Every pillar has a carving of either an elephant or a lion.There is a door which leads us to the inner sanctum. On either side of the door, we find two dwarapalakas which gives a grand look and tells us the importance of theDSC00640 place. However, this entrance is not used anymore. The way to enter the sanctum is from its side. A camera is inside the inner sanctum which is focused on the idol and a television is put in the outer hall for the devotees to watch. This temple also houses some unusual guests, monkeys. They roam around freely among the hundreds of devotees. They play with the luggage of the devotees especially water bottles;quite a funny scene.

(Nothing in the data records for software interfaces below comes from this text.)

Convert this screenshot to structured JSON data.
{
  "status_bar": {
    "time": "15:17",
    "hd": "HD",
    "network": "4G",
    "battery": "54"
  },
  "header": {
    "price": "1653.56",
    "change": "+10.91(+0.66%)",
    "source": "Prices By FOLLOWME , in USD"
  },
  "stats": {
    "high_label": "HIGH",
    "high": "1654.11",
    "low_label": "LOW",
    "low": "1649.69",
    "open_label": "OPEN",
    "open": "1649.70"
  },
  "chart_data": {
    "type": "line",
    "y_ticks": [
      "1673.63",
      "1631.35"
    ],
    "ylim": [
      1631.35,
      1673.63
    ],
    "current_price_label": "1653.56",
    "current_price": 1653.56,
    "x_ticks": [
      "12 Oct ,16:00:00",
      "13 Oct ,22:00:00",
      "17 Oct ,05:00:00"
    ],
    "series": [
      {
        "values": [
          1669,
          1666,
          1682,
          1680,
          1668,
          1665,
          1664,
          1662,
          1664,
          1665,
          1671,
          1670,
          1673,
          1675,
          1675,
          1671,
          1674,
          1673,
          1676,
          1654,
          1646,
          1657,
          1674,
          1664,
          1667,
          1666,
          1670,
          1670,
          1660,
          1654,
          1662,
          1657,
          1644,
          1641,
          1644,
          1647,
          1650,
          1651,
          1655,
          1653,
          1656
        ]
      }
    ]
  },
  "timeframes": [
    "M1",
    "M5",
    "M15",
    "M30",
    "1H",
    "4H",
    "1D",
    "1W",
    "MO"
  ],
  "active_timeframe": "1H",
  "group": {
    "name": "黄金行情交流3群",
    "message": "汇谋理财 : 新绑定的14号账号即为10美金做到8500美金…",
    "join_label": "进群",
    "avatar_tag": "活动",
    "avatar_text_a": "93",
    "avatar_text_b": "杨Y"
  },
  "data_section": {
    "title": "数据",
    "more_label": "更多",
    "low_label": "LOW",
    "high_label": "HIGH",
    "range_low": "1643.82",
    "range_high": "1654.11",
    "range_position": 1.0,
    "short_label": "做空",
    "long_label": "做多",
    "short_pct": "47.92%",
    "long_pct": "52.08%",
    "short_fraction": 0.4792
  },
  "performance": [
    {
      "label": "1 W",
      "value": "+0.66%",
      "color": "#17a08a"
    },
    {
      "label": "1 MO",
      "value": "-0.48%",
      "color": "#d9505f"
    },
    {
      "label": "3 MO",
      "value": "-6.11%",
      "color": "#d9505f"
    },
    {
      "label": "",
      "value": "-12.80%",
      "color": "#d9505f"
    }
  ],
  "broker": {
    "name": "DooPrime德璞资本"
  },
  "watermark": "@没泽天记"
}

The inner sanctum is always incensed and the chanting of sacred words is heard almost all the time. There main deity is a Sivalinga which has a silver crown of the snake. Photography is not allowed inside the inner sanctum. I had the darshan and went on to visit the other shrines in the temple complex.

To be continued…

Thursday, September 3, 2009

The Virupaksha temple is one place in Hampi which is filled with visitors almost all day, even in the night. One can choose to sleep on the floor gazing the starlit night sky. It is a big complex whichDSC00605 has a lot of space for freely squat on the floor.

The temple of Virupaksha or Pampapati, on the banks of the river Tungabhadra was the official deity of the Vijayanagara rulers. It is the most sacred living monument of Hampi. The temple was initially a modest structure and as years have gone by, many kings have commissioned constructions starting from the 7th Century A.D, especially the kings of the Sangama and Tuluva dynasties. Devaraya II(1416 - 1422) and Krishnadevaraya got the temple to its present form.

As mentioned before in one of the posts, the street outside the temple is always busy with vendors and tourists. The firDSC00830st thing one notices about the temple is the height of the main gopura (entrance). It stands at 165 feet and is the second highest in India, the first being that in the Meenakshi Temple in Madhurai (Tamil Nadu).

As you enter the main entrance of the temple, you will see a big statue of Veerabhadra under the gopura in one of the enclosures to the left. As you just enter the temple complex, just turn around and you will see a small three headed Nandi statue. A three headed Nandi is a rarity and probably is found only here. Once you enter the temple complex, there is a lot of open space. You will see another gopura further and on the left, there is the Ranga Mantapa.  It is a very beautiful pillared hall and there is a small platformDSC00701 where the king used to spend some time when he visited the temple. Each of the pillars is carved with sculptures of mythological stories about Lord Siva and Ganesha.  It is one of the places one can choose to spend some time in the hot Sun as it is comparatively cooler inside. We then move towards the inner complex through the second gopura.

As we enter the inner complex, we find a lot of empty space and the main tempDSC00626le on the other end. There are very long pillared corridors on either sides. The temple elephant Lakshmi blesses the devotees here. In the middle of the empty space, you will find a small sanctum where you can find four Nandi statues in it. Its one of the rarest of rarity as there will only be one statue of Nandi in front of a Siva shrine.

Behind the Nandi statues, there is a small Sivalinga on a broad round pedestal. The devotees try to round the Sivalinga between their two palms. It is a belief that it is good if one can cover the outer ends of the Sivalinga with their palms. Directly  before the Sivalingas, there is the Homagundam(the sacred place where the yagas are held). Just in front of the Homagundam, there is the entrance of the temple.